═════ DATASET EXTRACT ═════

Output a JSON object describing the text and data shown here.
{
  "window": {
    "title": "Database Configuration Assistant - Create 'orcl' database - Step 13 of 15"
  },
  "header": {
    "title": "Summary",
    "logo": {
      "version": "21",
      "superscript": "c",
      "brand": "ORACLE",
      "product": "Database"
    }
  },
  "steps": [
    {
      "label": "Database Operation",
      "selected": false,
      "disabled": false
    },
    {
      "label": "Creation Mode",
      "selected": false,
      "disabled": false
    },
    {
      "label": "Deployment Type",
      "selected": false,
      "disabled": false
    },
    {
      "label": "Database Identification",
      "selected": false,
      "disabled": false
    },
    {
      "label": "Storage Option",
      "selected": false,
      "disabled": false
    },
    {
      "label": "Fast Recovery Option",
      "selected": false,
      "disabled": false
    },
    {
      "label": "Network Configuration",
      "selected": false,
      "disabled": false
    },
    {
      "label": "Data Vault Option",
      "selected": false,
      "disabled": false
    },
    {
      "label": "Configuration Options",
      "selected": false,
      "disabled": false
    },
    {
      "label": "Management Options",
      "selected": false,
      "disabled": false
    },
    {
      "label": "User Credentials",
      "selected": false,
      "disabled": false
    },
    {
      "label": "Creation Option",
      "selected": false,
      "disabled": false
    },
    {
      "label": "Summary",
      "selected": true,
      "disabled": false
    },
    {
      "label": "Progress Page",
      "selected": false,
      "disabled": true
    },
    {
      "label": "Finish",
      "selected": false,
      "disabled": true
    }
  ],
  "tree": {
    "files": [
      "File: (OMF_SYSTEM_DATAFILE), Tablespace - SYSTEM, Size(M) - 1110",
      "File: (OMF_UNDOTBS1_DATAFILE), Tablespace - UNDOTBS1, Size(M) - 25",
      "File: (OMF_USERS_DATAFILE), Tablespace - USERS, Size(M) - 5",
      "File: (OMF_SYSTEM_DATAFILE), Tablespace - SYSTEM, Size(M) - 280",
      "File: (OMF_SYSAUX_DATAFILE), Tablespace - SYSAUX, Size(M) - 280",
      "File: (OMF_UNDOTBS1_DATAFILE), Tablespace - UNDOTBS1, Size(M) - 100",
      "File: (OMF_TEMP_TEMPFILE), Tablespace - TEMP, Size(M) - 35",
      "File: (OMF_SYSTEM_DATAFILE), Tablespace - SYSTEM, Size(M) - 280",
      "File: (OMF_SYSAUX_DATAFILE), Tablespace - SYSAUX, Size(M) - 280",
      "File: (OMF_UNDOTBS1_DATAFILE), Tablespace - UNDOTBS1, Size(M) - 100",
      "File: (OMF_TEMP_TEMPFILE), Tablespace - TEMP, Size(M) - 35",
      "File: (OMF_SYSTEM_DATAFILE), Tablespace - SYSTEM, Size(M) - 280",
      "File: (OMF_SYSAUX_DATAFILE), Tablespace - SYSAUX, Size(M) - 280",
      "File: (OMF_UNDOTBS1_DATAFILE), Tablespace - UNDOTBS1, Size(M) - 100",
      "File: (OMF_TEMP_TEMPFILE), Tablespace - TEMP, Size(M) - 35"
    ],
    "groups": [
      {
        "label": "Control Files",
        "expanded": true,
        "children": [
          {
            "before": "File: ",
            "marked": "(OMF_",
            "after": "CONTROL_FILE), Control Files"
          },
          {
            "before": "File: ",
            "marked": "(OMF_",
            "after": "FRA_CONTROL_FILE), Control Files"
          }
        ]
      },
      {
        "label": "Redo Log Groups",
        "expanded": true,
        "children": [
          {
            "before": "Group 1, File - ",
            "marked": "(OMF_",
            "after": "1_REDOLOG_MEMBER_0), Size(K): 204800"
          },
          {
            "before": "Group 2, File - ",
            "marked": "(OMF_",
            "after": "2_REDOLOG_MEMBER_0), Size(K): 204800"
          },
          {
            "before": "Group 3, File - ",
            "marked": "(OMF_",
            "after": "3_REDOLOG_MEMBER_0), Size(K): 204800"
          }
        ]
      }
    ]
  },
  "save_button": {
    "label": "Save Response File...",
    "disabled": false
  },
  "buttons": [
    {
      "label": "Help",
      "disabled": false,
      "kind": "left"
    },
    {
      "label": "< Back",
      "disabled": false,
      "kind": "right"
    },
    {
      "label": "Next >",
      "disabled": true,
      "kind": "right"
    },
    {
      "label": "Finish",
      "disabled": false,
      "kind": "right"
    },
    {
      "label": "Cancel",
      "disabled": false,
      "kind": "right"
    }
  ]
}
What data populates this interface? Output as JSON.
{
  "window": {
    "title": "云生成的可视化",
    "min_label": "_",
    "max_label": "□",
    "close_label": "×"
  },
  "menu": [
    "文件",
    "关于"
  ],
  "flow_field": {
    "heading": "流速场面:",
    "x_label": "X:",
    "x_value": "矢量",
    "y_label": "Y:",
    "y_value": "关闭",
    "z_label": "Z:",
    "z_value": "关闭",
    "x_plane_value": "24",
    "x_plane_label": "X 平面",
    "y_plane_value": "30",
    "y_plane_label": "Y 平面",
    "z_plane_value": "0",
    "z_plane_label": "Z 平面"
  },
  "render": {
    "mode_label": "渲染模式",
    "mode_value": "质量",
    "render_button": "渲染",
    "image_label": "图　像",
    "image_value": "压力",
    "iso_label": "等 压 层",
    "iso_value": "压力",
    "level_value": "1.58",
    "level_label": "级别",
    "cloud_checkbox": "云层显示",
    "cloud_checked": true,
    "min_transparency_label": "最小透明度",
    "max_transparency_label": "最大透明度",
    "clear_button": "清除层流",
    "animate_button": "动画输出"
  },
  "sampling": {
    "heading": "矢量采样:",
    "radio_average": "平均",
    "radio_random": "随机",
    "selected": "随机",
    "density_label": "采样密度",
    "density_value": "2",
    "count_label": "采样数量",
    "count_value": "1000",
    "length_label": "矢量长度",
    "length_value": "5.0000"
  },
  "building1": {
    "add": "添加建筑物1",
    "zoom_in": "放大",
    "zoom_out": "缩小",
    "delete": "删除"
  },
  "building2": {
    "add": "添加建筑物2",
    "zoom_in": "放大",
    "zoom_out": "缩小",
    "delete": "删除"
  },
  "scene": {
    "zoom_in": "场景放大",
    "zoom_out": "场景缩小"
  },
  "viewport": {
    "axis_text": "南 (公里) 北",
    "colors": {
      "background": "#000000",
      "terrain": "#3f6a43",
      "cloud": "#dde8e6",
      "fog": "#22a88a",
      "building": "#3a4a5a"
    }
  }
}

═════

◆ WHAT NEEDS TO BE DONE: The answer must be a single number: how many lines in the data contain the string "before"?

◆ WRITTEN ANSWER: 5